I was reminded of this idea recently as someone close to me has not understood that most of their issues come from getting themselves into other people’s sandbox. They can’t seem to understand that they need to focus on what they are building, what they are destroying or how to fix or create their own world without getting into other people’s business. There is a constant stream of advice on what we should do or what would “fix” things without proper understanding of the exact situation. Nor  are they taken seriously because they don’t seem to be working in their own sandbox.

It doesn’t mean that this person isn’t loved or dearly regarded but it adds to any drama that you or others may be going through to receive opinions that have not been properly thought out. No one needs that extra interference and there is a large chance no one is going to take your advice if there isn’t proof that you have succeeded with building your own sandcastle in your own area.

I am an opinionated person but I know that no matter what advice I may give or offer (when asked – and sometimes when it’s not) that at the end of the day – I need to stay and work on my own sandcastle.
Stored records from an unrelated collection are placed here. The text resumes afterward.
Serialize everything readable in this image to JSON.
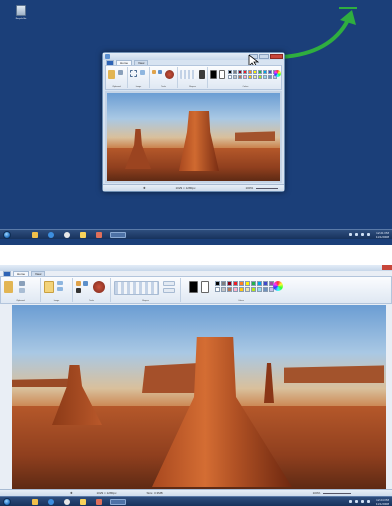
{
  "top_scene": {
    "desktop": {
      "recycle_bin_label": "Recycle Bin"
    },
    "paint_window": {
      "tabs": [
        "",
        "Home",
        "View"
      ],
      "ribbon_groups": [
        "Clipboard",
        "Image",
        "Tools",
        "Shapes",
        "Colors"
      ],
      "status": {
        "dimensions": "1029 × 1280px",
        "zoom": "100%"
      }
    },
    "taskbar": {
      "clock_time": "12:21 PM",
      "clock_date": "11/1/2008"
    }
  },
  "bottom_scene": {
    "paint_window": {
      "tabs": [
        "",
        "Home",
        "View"
      ],
      "ribbon_groups": [
        "Clipboard",
        "Image",
        "Tools",
        "Shapes",
        "Colors"
      ],
      "status": {
        "dimensions": "1029 × 1280px",
        "size": "Size: 3.3MB",
        "zoom": "100%"
      }
    },
    "taskbar": {
      "clock_time": "12:24 PM",
      "clock_date": "11/1/2008"
    }
  },
  "colors": {
    "desktop_blue": "#1b3f79",
    "arrow_green": "#2fae3f",
    "taskbar": "#17325c"
  },
  "palette": [
    "#000000",
    "#7f7f7f",
    "#880015",
    "#ed1c24",
    "#ff7f27",
    "#fff200",
    "#22b14c",
    "#00a2e8",
    "#3f48cc",
    "#a349a4",
    "#ffffff",
    "#c3c3c3",
    "#b97a57",
    "#ffaec9",
    "#ffc90e",
    "#efe4b0",
    "#b5e61d",
    "#99d9ea",
    "#7092be",
    "#c8bfe7"
  ]
}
Make sure that sandcastle is stable and still standing as that’s the most important place anyone can be. In their own sandbox.

Happy Building!